**What is expected:**
Search for the word "JSON" in the entries. Each line that holds it should be copied.

Interface dataset entries:
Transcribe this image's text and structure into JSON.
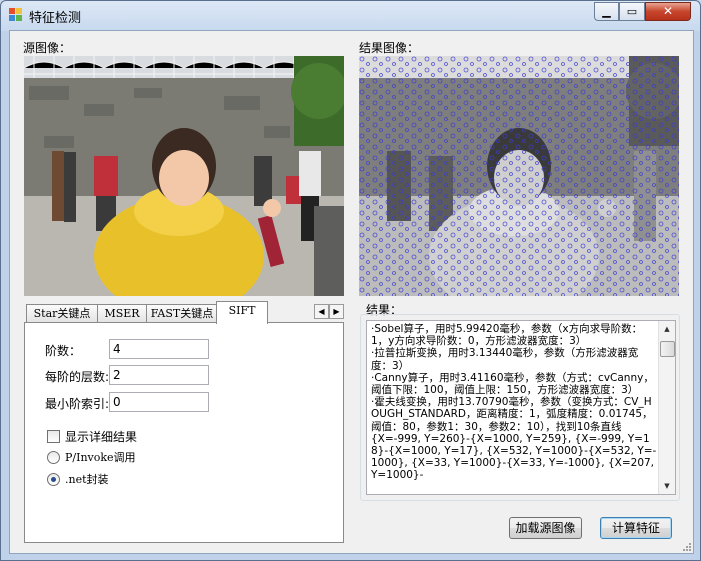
{
  "window": {
    "title": "特征检测"
  },
  "source": {
    "label": "源图像："
  },
  "result_image": {
    "label": "结果图像："
  },
  "tabs": [
    {
      "label": "Star关键点"
    },
    {
      "label": "MSER"
    },
    {
      "label": "FAST关键点"
    },
    {
      "label": "SIFT"
    }
  ],
  "sift": {
    "octaves_label": "阶数：",
    "octaves_value": "4",
    "layers_label": "每阶的层数:",
    "layers_value": "2",
    "min_index_label": "最小阶索引:",
    "min_index_value": "0",
    "show_details_label": "显示详细结果",
    "show_details_checked": false,
    "pinvoke_label": "P/Invoke调用",
    "dotnet_label": ".net封装",
    "selected": "dotnet"
  },
  "results": {
    "label": "结果：",
    "text": "·Sobel算子，用时5.99420毫秒，参数（x方向求导阶数：1，y方向求导阶数：0，方形滤波器宽度：3）\n·拉普拉斯变换，用时3.13440毫秒，参数（方形滤波器宽度：3）\n·Canny算子，用时3.41160毫秒，参数（方式：cvCanny，阈值下限：100，阈值上限：150，方形滤波器宽度：3）\n·霍夫线变换，用时13.70790毫秒，参数（变换方式：CV_HOUGH_STANDARD，距离精度：1，弧度精度：0.01745，阈值：80，参数1：30，参数2：10），找到10条直线\n{X=-999, Y=260}-{X=1000, Y=259}, {X=-999, Y=18}-{X=1000, Y=17}, {X=532, Y=1000}-{X=532, Y=-1000}, {X=33, Y=1000}-{X=33, Y=-1000}, {X=207, Y=1000}-"
  },
  "buttons": {
    "load": "加载源图像",
    "compute": "计算特征"
  },
  "colors": {
    "keypoint": "#3a3ad6",
    "close_button": "#c7452c"
  }
}
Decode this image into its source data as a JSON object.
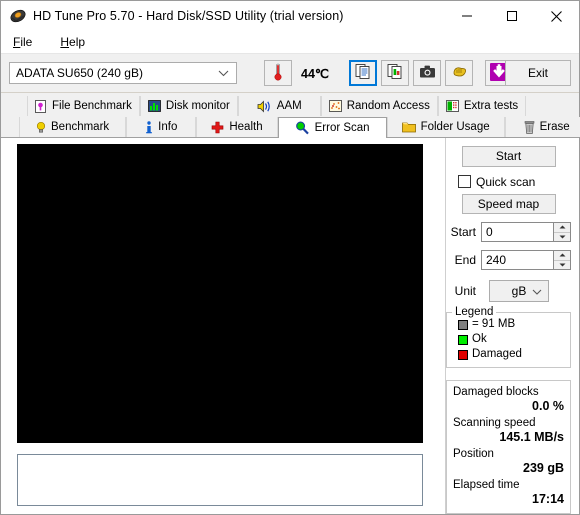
{
  "window": {
    "title": "HD Tune Pro 5.70 - Hard Disk/SSD Utility (trial version)",
    "icon": "harddisk-icon",
    "minimize_label": "–",
    "maximize_label": "☐",
    "close_label": "✕"
  },
  "menu": {
    "items": [
      {
        "label": "File",
        "accesskey": "F"
      },
      {
        "label": "Help",
        "accesskey": "H"
      }
    ]
  },
  "toolbar": {
    "drive": "ADATA SU650 (240 gB)",
    "temperature": "44℃",
    "temperature_icon": "thermometer-icon",
    "buttons": [
      {
        "name": "copy-report-button",
        "icon": "document-copy-icon",
        "selected": true
      },
      {
        "name": "copy-image-button",
        "icon": "document-image-icon",
        "selected": false
      },
      {
        "name": "screenshot-button",
        "icon": "camera-icon",
        "selected": false
      },
      {
        "name": "folder-button",
        "icon": "hand-icon",
        "selected": false
      },
      {
        "name": "save-button",
        "icon": "down-arrow-icon",
        "selected": false
      }
    ],
    "exit_label": "Exit"
  },
  "tabs": {
    "row1": [
      {
        "label": "File Benchmark",
        "icon": "file-benchmark-icon",
        "active": false
      },
      {
        "label": "Disk monitor",
        "icon": "bar-chart-icon",
        "active": false
      },
      {
        "label": "AAM",
        "icon": "speaker-icon",
        "active": false
      },
      {
        "label": "Random Access",
        "icon": "scatter-icon",
        "active": false
      },
      {
        "label": "Extra tests",
        "icon": "extra-chart-icon",
        "active": false
      }
    ],
    "row2": [
      {
        "label": "Benchmark",
        "icon": "lightbulb-icon",
        "active": false
      },
      {
        "label": "Info",
        "icon": "info-icon",
        "active": false
      },
      {
        "label": "Health",
        "icon": "redcross-icon",
        "active": false
      },
      {
        "label": "Error Scan",
        "icon": "magnifier-icon",
        "active": true
      },
      {
        "label": "Folder Usage",
        "icon": "folder-icon",
        "active": false
      },
      {
        "label": "Erase",
        "icon": "trash-icon",
        "active": false
      }
    ]
  },
  "panel": {
    "start_button": "Start",
    "quick_scan_label": "Quick scan",
    "quick_scan_checked": false,
    "speed_map_button": "Speed map",
    "fields": [
      {
        "label": "Start",
        "value": "0"
      },
      {
        "label": "End",
        "value": "240"
      }
    ],
    "unit_label": "Unit",
    "unit_value": "gB"
  },
  "legend": {
    "title": "Legend",
    "entries": [
      {
        "label": "= 91 MB",
        "color": "#808080"
      },
      {
        "label": "Ok",
        "color": "#00ee00"
      },
      {
        "label": "Damaged",
        "color": "#e00000"
      }
    ]
  },
  "stats": [
    {
      "label": "Damaged blocks",
      "value": "0.0 %"
    },
    {
      "label": "Scanning speed",
      "value": "145.1 MB/s"
    },
    {
      "label": "Position",
      "value": "239 gB"
    },
    {
      "label": "Elapsed time",
      "value": "17:14"
    }
  ],
  "blockmap": {
    "columns": 49,
    "rows": 56,
    "ok_color": "#00ee00",
    "grid_color": "#000000"
  },
  "log": {
    "text": ""
  }
}
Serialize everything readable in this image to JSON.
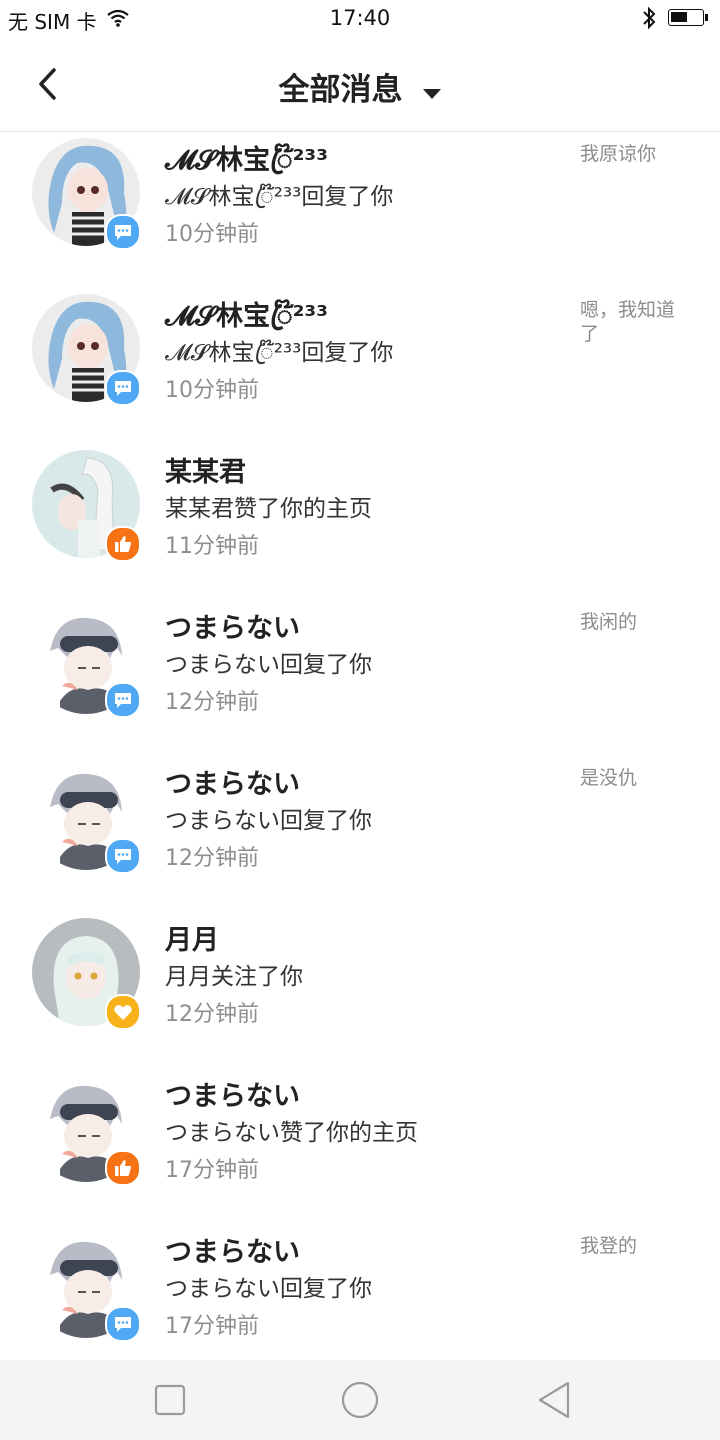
{
  "status_bar": {
    "carrier": "无 SIM 卡",
    "time": "17:40",
    "icons": [
      "wifi-icon",
      "bluetooth-icon",
      "battery-icon"
    ]
  },
  "header": {
    "title": "全部消息",
    "back_icon": "chevron-left-icon",
    "dropdown_icon": "caret-down-icon"
  },
  "colors": {
    "comment_badge": "#4fa8f4",
    "like_badge": "#f57314",
    "follow_badge": "#f7b21a",
    "secondary_text": "#8e8e8e",
    "divider": "#e3e3e3"
  },
  "messages": [
    {
      "name": "𝓜𝓢林宝ꦿ໊²³³",
      "action": "𝓜𝓢林宝ꦿ໊²³³回复了你",
      "time": "10分钟前",
      "preview": "我原谅你",
      "type": "comment",
      "avatar": "blue-hair"
    },
    {
      "name": "𝓜𝓢林宝ꦿ໊²³³",
      "action": "𝓜𝓢林宝ꦿ໊²³³回复了你",
      "time": "10分钟前",
      "preview": "嗯，我知道了",
      "type": "comment",
      "avatar": "blue-hair"
    },
    {
      "name": "某某君",
      "action": "某某君赞了你的主页",
      "time": "11分钟前",
      "preview": "",
      "type": "like",
      "avatar": "white-hair"
    },
    {
      "name": "つまらない",
      "action": "つまらない回复了你",
      "time": "12分钟前",
      "preview": "我闲的",
      "type": "comment",
      "avatar": "silver-boy"
    },
    {
      "name": "つまらない",
      "action": "つまらない回复了你",
      "time": "12分钟前",
      "preview": "是没仇",
      "type": "comment",
      "avatar": "silver-boy"
    },
    {
      "name": "月月",
      "action": "月月关注了你",
      "time": "12分钟前",
      "preview": "",
      "type": "follow",
      "avatar": "mint-girl"
    },
    {
      "name": "つまらない",
      "action": "つまらない赞了你的主页",
      "time": "17分钟前",
      "preview": "",
      "type": "like",
      "avatar": "silver-boy"
    },
    {
      "name": "つまらない",
      "action": "つまらない回复了你",
      "time": "17分钟前",
      "preview": "我登的",
      "type": "comment",
      "avatar": "silver-boy"
    }
  ],
  "nav_bar": {
    "buttons": [
      "square-recents-icon",
      "circle-home-icon",
      "triangle-back-icon"
    ]
  }
}
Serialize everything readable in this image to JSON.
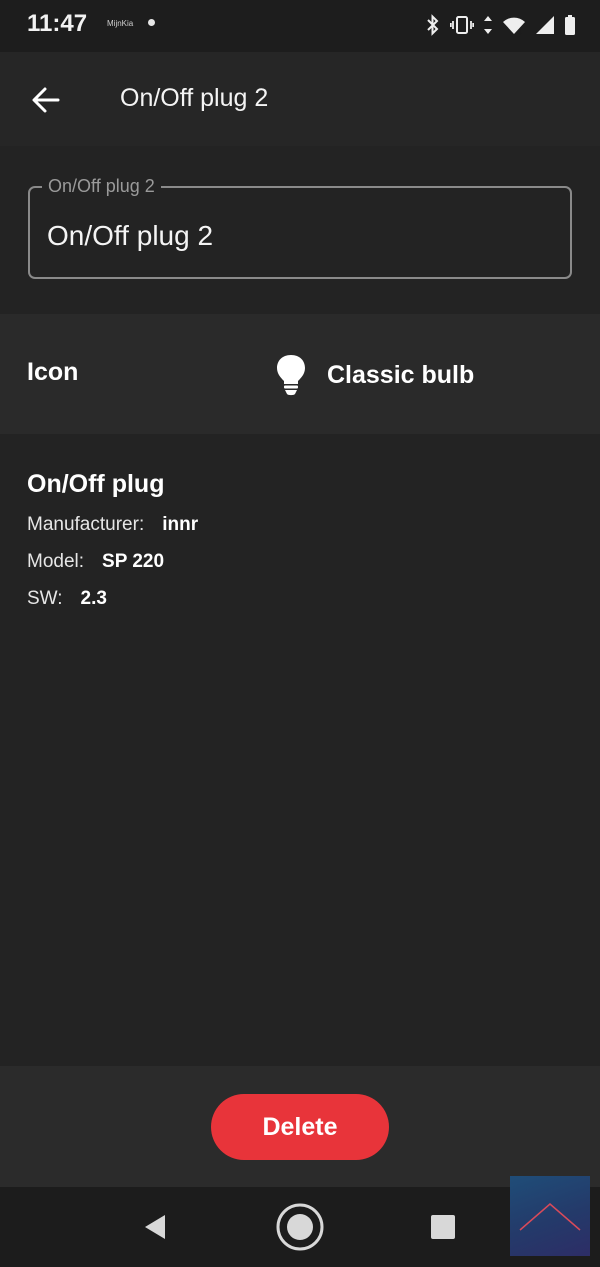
{
  "status_bar": {
    "time": "11:47",
    "carrier": "MijnKia",
    "icons": [
      "bluetooth-icon",
      "vibrate-icon",
      "data-arrows-icon",
      "wifi-icon",
      "cell-signal-icon",
      "battery-icon"
    ]
  },
  "app_bar": {
    "back_icon": "arrow-left-icon",
    "title": "On/Off plug 2"
  },
  "name_field": {
    "label": "On/Off plug 2",
    "value": "On/Off plug 2"
  },
  "icon_setting": {
    "label": "Icon",
    "icon": "classic-bulb-icon",
    "value": "Classic bulb"
  },
  "device_info": {
    "type": "On/Off plug",
    "manufacturer_label": "Manufacturer:",
    "manufacturer_value": "innr",
    "model_label": "Model:",
    "model_value": "SP 220",
    "sw_label": "SW:",
    "sw_value": "2.3"
  },
  "footer": {
    "delete_label": "Delete",
    "delete_color": "#e8343a"
  },
  "nav_bar": {
    "icons": [
      "nav-back-icon",
      "nav-home-icon",
      "nav-recents-icon"
    ]
  }
}
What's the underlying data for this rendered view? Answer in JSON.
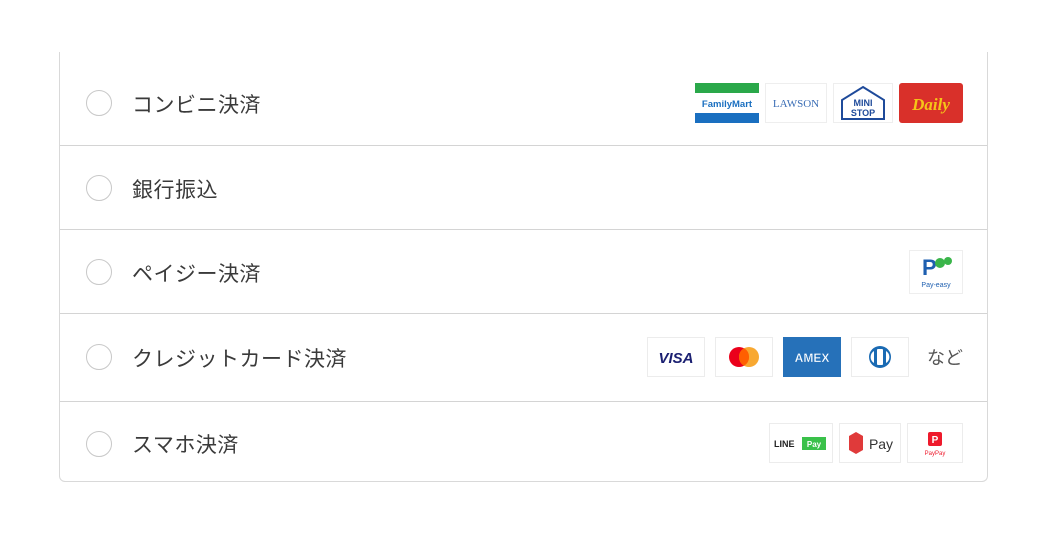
{
  "payment_methods": [
    {
      "label": "コンビニ決済",
      "logos": [
        "FamilyMart",
        "LAWSON",
        "MINI STOP",
        "Daily"
      ]
    },
    {
      "label": "銀行振込",
      "logos": []
    },
    {
      "label": "ペイジー決済",
      "logos": [
        "Pay-easy"
      ]
    },
    {
      "label": "クレジットカード決済",
      "logos": [
        "VISA",
        "mastercard-icon",
        "AMEX",
        "diners-icon"
      ],
      "suffix": "など"
    },
    {
      "label": "スマホ決済",
      "logos": [
        "LINE Pay",
        "Pay",
        "PayPay"
      ]
    }
  ],
  "logo_text": {
    "familymart": "FamilyMart",
    "lawson": "LAWSON",
    "ministop_top": "MINI",
    "ministop_bottom": "STOP",
    "daily": "Daily",
    "payeasy": "Pay-easy",
    "visa": "VISA",
    "amex": "AMEX",
    "linepay_line": "LINE",
    "linepay_pay": "Pay",
    "merpay": "Pay",
    "paypay": "PayPay"
  },
  "colors": {
    "familymart_green": "#2aa84a",
    "familymart_blue": "#1a6fc0",
    "lawson_blue": "#3a6db5",
    "daily_red": "#d9302a",
    "daily_yellow": "#f5c518",
    "visa_navy": "#1a1f71",
    "amex_blue": "#2671b9",
    "line_green": "#3ac14a",
    "merpay_red": "#e03a3a",
    "paypay_red": "#ee1a2c"
  }
}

**Response to the task:**
Transcribe this image's text and structure into JSON.
Decode this image into its source data as a JSON object.
Serialize everything readable in this image to JSON.
Serialize everything readable in this image to JSON.
What's the underlying data for this rendered view? Answer in JSON.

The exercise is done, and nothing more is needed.